People who have firearm owner identification cards may soon need to be fingerprinted under legislation passed Wednesday in the Illinois House.
Under the proposed legislation, fingerprints would be required for anyone who applies for or renews a Firearms Owners Identification Card. Fingerprinting would be a one-time charge, said state Rep. Kathleen Willis, D-Addison, the chief sponsor of the bill.
“Once you do fingerprints, you’re on file, and you don’t have to redo it again,” Willis said.
The measure passed 62 to 52, with all members representing parts of the metro-east voting ‘no.’
The state Senate still needs to approve the bill before it can be sent to Gov. J.B. Pritzker.
The legislation was proposed in response to the workplace shooting in Aurora, where the shooter killed five people and wounded five police officers. The shooter was killed as well.
The shooter had a FOID card, but when he applied for a conceal carry license a fingerprint check showed he had a criminal conviction that would prevent him from owning firearms. His firearms, however, were never taken away from him.
FOID cards would last just five years instead of 10.
The legislation allows for background checks to look at both state and national databases.

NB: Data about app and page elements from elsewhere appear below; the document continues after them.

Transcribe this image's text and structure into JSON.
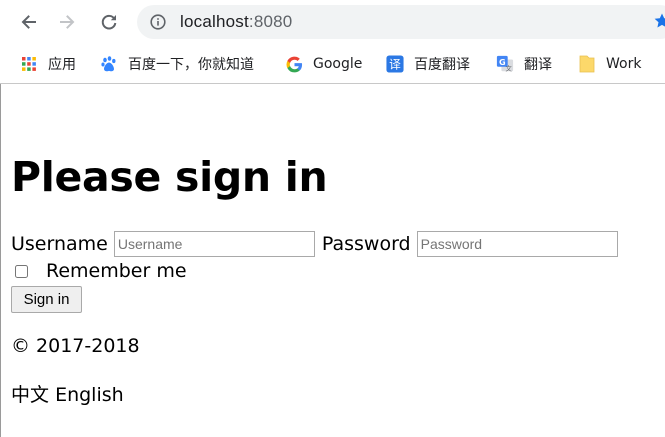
{
  "browser": {
    "url_host": "localhost",
    "url_port": ":8080",
    "icons": {
      "back": "arrow-left-icon",
      "forward": "arrow-right-icon",
      "reload": "reload-icon",
      "info": "info-icon",
      "star": "star-icon"
    }
  },
  "bookmarks": [
    {
      "label": "应用",
      "icon": "apps-grid-icon"
    },
    {
      "label": "百度一下，你就知道",
      "icon": "baidu-paw-icon"
    },
    {
      "label": "Google",
      "icon": "google-g-icon"
    },
    {
      "label": "百度翻译",
      "icon": "translate-badge-icon"
    },
    {
      "label": "翻译",
      "icon": "google-translate-icon"
    },
    {
      "label": "Work",
      "icon": "folder-icon"
    }
  ],
  "page": {
    "heading": "Please sign in",
    "username_label": "Username",
    "username_placeholder": "Username",
    "password_label": "Password",
    "password_placeholder": "Password",
    "remember_label": "Remember me",
    "signin_label": "Sign in",
    "copyright": "© 2017-2018",
    "lang_zh": "中文",
    "lang_en": "English"
  },
  "colors": {
    "omnibox_bg": "#f1f3f4",
    "icon_gray": "#5f6368",
    "star_blue": "#1a73e8",
    "folder_yellow": "#fcd86a"
  }
}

It also would create a database of people prohibited from owning a gun that could be accessed by law enforcement. The bill creates an Illinois State Police task force to take guns away from people who have had their FOID card revoked as well as those deemed to be a clear and present danger to themselves or others.
The new amendment also places a cap of $30 on the price vendors can charge for FOID fingerprinting, something that is not currently required but would be if the legislation is passed.
In an interview last month, state Rep. Charlie Meier, R-Okawville, objected to the idea of requiring fingerprints for FOID cards applicants.
“I am against the fingerprinting. I believe we have far exceeded going against our second amendment rights in trying to finger print our citizens,” Meier said. “The shooter in Aurora should have been caught by the laws we already have. He was breaking the laws we already have. What does fingerprinting honest citizens have to do with it?”
Willis argued that fingerprinting isn’t new, as people may be fingerprinted to apply for a job, to work with children, or to even access their computers or iPads.
“This bill has come about in response to an unfortunate tragedy we saw a few months ago which brought to light a number of loopholes were in our FOID system,” Willis said. “We have some work to do to make sure firearms are only owned by law-abiding citizens.”
State Rep. Keith Wheeler, R-Oswego, said Willis’ proposal may be challenged in court, and legislators should concentrate on recovery of weapons when a FOID card is revoked.
“It could be run on pretty much bipartisan support” and not be challenge in courts, Wheeler said.
He added there is U.S. Supreme Court case that is being considered that may affect the state’s FOID card process.
State Rep. Blaine Wilhour, R-Beecher City, argued the legislature should be looking at why mass shootings are occurring.
“This is a mental health issue,” Wilhour said. “A segment of our society is sick. Why aren’t we asking why? Why aren’t we dealing with that?”
Wilhour called the legislation a government overreach.
How metro-east legislators voted
State Rep. Monica Bristow, D-Godfrey: No
State Rep. LaToya Greenwood, D-East St. Louis: No
State Rep. Jay Hoffman, D-Swansea: No
State Rep. Charlie Meier, R-Okawville: No
State Rep. Nathan Reitz, D-Steeleville: No
State Rep. Katie Stuart, D-Edwardsville: No
State Rep. Blaine Wilhour, R-Beecher City: No